__RECORDS__
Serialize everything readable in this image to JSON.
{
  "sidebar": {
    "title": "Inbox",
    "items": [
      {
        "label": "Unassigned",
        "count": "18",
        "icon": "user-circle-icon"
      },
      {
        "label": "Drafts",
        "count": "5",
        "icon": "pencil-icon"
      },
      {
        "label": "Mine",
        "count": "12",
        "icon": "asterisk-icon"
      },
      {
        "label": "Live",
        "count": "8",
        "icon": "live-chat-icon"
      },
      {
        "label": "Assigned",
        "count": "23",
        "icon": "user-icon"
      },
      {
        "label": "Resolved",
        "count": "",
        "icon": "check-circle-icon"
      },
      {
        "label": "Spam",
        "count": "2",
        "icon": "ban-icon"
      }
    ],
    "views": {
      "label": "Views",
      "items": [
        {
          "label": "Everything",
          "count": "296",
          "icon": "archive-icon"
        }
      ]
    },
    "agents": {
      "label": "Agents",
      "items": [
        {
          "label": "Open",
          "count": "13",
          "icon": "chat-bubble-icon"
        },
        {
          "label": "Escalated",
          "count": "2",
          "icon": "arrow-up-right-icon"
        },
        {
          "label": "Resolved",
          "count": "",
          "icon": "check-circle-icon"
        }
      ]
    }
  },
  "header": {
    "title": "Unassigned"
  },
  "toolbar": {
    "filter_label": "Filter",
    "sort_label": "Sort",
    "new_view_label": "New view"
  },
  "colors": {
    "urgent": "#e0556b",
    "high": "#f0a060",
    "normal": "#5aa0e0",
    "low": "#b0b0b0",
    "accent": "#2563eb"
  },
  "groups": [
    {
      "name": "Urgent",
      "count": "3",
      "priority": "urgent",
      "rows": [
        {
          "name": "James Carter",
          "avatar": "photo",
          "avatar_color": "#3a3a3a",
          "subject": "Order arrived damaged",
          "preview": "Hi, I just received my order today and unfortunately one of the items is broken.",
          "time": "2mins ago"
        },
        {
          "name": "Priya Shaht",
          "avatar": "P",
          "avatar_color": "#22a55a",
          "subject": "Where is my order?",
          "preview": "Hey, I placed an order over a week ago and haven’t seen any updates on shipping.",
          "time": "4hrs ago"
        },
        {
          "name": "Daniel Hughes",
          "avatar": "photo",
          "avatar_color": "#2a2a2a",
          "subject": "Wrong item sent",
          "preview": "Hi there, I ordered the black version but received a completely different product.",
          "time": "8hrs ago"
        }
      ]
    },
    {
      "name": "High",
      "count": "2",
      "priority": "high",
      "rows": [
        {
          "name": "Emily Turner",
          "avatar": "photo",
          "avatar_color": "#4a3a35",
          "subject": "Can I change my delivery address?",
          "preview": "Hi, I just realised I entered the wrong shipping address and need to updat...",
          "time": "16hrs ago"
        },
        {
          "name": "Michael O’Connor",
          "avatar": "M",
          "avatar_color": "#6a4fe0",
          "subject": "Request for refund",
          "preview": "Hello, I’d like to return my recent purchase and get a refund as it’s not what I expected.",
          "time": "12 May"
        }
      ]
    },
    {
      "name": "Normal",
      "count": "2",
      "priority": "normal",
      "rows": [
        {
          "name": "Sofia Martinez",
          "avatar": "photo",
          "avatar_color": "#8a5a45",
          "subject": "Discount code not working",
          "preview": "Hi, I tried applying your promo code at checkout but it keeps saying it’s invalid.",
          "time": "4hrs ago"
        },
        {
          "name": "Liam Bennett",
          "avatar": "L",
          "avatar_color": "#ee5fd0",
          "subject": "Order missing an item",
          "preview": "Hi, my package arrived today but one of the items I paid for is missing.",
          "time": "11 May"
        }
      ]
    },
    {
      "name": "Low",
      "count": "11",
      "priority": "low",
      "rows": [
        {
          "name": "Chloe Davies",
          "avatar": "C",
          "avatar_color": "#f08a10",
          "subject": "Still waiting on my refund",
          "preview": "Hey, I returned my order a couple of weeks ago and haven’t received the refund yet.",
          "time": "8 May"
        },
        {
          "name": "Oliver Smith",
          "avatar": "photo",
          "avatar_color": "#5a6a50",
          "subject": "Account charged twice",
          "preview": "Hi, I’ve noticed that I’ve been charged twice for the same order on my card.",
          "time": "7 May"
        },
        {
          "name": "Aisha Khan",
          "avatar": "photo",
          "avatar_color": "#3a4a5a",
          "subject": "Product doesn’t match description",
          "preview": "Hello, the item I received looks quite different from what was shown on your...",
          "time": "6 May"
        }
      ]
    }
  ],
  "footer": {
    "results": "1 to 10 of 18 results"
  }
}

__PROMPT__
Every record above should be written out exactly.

__WRITTEN RESPONSE__
Serialize everything readable in this image to JSON.
{
  "sidebar": {
    "title": "Inbox",
    "items": [
      {
        "label": "Unassigned",
        "count": "18",
        "icon": "user-circle-icon"
      },
      {
        "label": "Drafts",
        "count": "5",
        "icon": "pencil-icon"
      },
      {
        "label": "Mine",
        "count": "12",
        "icon": "asterisk-icon"
      },
      {
        "label": "Live",
        "count": "8",
        "icon": "live-chat-icon"
      },
      {
        "label": "Assigned",
        "count": "23",
        "icon": "user-icon"
      },
      {
        "label": "Resolved",
        "count": "",
        "icon": "check-circle-icon"
      },
      {
        "label": "Spam",
        "count": "2",
        "icon": "ban-icon"
      }
    ],
    "views": {
      "label": "Views",
      "items": [
        {
          "label": "Everything",
          "count": "296",
          "icon": "archive-icon"
        }
      ]
    },
    "agents": {
      "label": "Agents",
      "items": [
        {
          "label": "Open",
          "count": "13",
          "icon": "chat-bubble-icon"
        },
        {
          "label": "Escalated",
          "count": "2",
          "icon": "arrow-up-right-icon"
        },
        {
          "label": "Resolved",
          "count": "",
          "icon": "check-circle-icon"
        }
      ]
    }
  },
  "header": {
    "title": "Unassigned"
  },
  "toolbar": {
    "filter_label": "Filter",
    "sort_label": "Sort",
    "new_view_label": "New view"
  },
  "colors": {
    "urgent": "#e0556b",
    "high": "#f0a060",
    "normal": "#5aa0e0",
    "low": "#b0b0b0",
    "accent": "#2563eb"
  },
  "groups": [
    {
      "name": "Urgent",
      "count": "3",
      "priority": "urgent",
      "rows": [
        {
          "name": "James Carter",
          "avatar": "photo",
          "avatar_color": "#3a3a3a",
          "subject": "Order arrived damaged",
          "preview": "Hi, I just received my order today and unfortunately one of the items is broken.",
          "time": "2mins ago"
        },
        {
          "name": "Priya Shaht",
          "avatar": "P",
          "avatar_color": "#22a55a",
          "subject": "Where is my order?",
          "preview": "Hey, I placed an order over a week ago and haven’t seen any updates on shipping.",
          "time": "4hrs ago"
        },
        {
          "name": "Daniel Hughes",
          "avatar": "photo",
          "avatar_color": "#2a2a2a",
          "subject": "Wrong item sent",
          "preview": "Hi there, I ordered the black version but received a completely different product.",
          "time": "8hrs ago"
        }
      ]
    },
    {
      "name": "High",
      "count": "2",
      "priority": "high",
      "rows": [
        {
          "name": "Emily Turner",
          "avatar": "photo",
          "avatar_color": "#4a3a35",
          "subject": "Can I change my delivery address?",
          "preview": "Hi, I just realised I entered the wrong shipping address and need to updat...",
          "time": "16hrs ago"
        },
        {
          "name": "Michael O’Connor",
          "avatar": "M",
          "avatar_color": "#6a4fe0",
          "subject": "Request for refund",
          "preview": "Hello, I’d like to return my recent purchase and get a refund as it’s not what I expected.",
          "time": "12 May"
        }
      ]
    },
    {
      "name": "Normal",
      "count": "2",
      "priority": "normal",
      "rows": [
        {
          "name": "Sofia Martinez",
          "avatar": "photo",
          "avatar_color": "#8a5a45",
          "subject": "Discount code not working",
          "preview": "Hi, I tried applying your promo code at checkout but it keeps saying it’s invalid.",
          "time": "4hrs ago"
        },
        {
          "name": "Liam Bennett",
          "avatar": "L",
          "avatar_color": "#ee5fd0",
          "subject": "Order missing an item",
          "preview": "Hi, my package arrived today but one of the items I paid for is missing.",
          "time": "11 May"
        }
      ]
    },
    {
      "name": "Low",
      "count": "11",
      "priority": "low",
      "rows": [
        {
          "name": "Chloe Davies",
          "avatar": "C",
          "avatar_color": "#f08a10",
          "subject": "Still waiting on my refund",
          "preview": "Hey, I returned my order a couple of weeks ago and haven’t received the refund yet.",
          "time": "8 May"
        },
        {
          "name": "Oliver Smith",
          "avatar": "photo",
          "avatar_color": "#5a6a50",
          "subject": "Account charged twice",
          "preview": "Hi, I’ve noticed that I’ve been charged twice for the same order on my card.",
          "time": "7 May"
        },
        {
          "name": "Aisha Khan",
          "avatar": "photo",
          "avatar_color": "#3a4a5a",
          "subject": "Product doesn’t match description",
          "preview": "Hello, the item I received looks quite different from what was shown on your...",
          "time": "6 May"
        }
      ]
    }
  ],
  "footer": {
    "results": "1 to 10 of 18 results"
  }
}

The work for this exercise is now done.